Work to be completed -> Every line in the entries that holds "icon" should be identified and copied.

** Opening Data under study block **

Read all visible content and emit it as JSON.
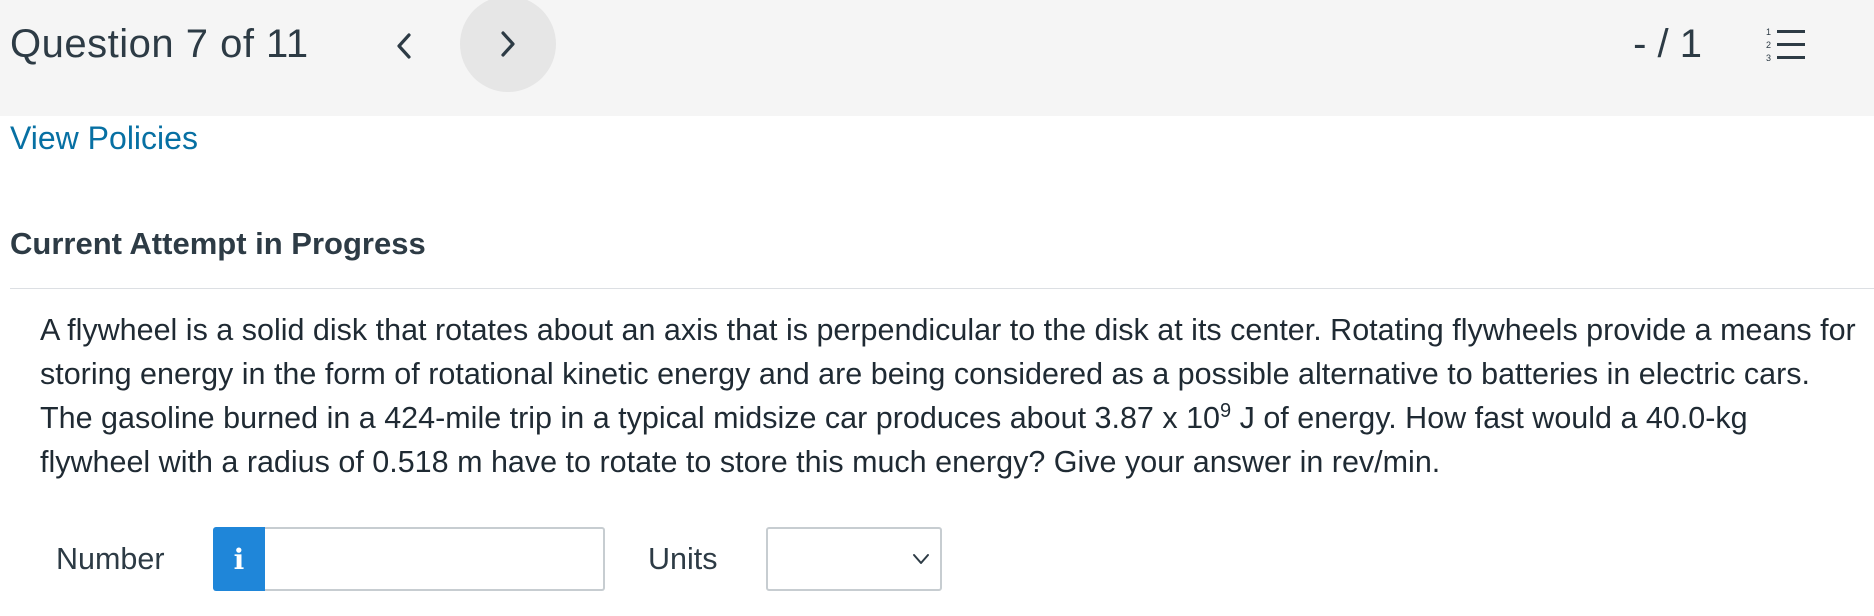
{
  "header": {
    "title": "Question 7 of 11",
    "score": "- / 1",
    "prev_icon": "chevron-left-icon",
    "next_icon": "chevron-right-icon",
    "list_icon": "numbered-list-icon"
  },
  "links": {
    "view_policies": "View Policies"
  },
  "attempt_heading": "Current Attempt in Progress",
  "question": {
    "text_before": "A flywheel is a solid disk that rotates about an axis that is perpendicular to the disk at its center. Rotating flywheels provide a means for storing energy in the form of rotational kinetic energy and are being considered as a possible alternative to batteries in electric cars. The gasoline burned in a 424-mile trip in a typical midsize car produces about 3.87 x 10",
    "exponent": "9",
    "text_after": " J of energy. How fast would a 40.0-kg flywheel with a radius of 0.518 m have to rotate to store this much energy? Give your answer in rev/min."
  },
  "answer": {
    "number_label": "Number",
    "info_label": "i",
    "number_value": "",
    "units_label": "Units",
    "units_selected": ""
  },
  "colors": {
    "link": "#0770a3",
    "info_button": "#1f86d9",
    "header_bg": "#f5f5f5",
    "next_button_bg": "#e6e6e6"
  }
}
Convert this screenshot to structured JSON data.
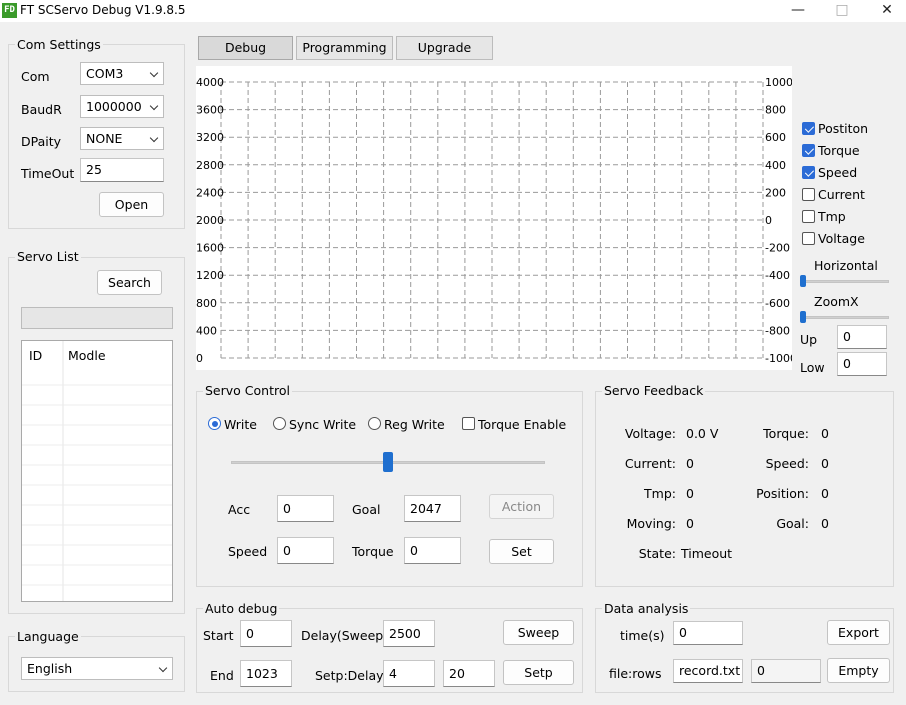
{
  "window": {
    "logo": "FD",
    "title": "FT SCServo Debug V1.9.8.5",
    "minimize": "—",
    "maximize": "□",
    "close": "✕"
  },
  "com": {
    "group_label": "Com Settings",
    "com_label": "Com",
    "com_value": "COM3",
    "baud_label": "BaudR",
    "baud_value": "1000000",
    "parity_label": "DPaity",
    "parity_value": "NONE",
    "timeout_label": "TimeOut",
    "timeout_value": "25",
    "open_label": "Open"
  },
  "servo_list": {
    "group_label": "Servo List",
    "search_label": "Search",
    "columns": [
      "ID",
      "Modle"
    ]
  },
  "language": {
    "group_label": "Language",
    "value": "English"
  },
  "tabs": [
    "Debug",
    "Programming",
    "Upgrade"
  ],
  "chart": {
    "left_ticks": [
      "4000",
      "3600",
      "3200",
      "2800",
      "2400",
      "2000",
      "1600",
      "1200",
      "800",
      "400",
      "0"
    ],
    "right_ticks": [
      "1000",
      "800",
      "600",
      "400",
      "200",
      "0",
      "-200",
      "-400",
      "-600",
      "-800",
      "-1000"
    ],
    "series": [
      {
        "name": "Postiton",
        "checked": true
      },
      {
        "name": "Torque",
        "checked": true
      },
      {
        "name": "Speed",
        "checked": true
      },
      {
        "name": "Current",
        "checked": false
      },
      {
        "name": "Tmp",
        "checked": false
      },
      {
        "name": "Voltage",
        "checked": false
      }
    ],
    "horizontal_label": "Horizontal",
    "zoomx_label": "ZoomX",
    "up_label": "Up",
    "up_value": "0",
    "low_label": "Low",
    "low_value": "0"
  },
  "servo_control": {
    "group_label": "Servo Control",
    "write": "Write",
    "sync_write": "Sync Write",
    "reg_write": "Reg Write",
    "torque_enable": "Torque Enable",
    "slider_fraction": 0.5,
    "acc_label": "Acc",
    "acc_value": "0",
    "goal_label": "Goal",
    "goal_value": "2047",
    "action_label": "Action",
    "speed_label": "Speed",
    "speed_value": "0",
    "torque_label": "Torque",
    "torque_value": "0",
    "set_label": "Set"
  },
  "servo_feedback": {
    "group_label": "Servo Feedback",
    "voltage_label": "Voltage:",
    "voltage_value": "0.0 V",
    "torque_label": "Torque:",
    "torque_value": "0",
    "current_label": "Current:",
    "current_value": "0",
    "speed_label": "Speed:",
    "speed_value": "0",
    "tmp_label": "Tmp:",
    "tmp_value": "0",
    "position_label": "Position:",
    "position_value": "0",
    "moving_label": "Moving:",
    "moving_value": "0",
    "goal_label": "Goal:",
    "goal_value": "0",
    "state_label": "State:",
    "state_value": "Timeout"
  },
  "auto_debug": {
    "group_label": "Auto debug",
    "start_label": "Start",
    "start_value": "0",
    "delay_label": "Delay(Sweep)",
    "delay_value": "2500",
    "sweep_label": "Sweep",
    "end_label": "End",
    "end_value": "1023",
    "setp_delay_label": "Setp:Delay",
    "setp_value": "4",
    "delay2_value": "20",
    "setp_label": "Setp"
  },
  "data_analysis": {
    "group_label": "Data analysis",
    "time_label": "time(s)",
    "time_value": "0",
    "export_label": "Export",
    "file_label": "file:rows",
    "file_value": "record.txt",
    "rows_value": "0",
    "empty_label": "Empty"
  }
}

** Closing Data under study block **
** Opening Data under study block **

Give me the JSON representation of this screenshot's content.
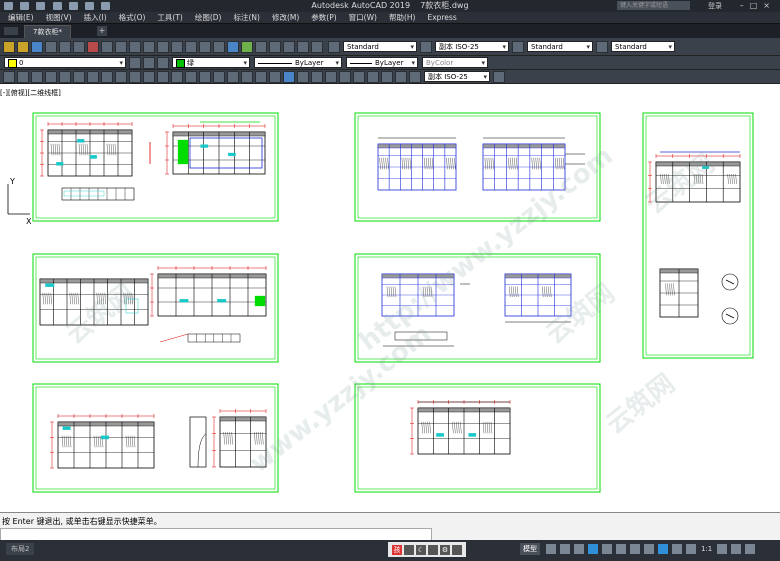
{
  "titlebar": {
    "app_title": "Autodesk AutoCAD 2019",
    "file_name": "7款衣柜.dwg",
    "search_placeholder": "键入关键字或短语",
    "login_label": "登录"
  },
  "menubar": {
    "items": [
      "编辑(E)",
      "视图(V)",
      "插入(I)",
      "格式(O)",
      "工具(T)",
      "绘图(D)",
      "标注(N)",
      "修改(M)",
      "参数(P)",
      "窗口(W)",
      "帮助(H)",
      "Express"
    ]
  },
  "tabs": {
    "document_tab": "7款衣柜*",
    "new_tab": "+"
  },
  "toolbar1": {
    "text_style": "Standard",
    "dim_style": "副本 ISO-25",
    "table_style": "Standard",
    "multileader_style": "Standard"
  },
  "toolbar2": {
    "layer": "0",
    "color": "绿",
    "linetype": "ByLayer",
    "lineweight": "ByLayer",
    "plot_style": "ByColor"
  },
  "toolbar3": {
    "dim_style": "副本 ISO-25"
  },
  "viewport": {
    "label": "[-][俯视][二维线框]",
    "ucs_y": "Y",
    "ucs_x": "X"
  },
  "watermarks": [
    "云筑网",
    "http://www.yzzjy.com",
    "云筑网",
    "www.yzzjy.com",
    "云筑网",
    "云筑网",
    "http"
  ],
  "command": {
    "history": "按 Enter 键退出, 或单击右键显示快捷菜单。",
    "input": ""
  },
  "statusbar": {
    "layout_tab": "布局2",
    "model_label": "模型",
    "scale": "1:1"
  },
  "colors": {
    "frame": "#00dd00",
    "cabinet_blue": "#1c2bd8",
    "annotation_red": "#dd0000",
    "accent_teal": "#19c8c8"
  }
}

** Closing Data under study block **

Written answer ->
    "prev_icon": "chevron-left-icon",
    "next_icon": "chevron-right-icon",
    "list_icon": "numbered-list-icon"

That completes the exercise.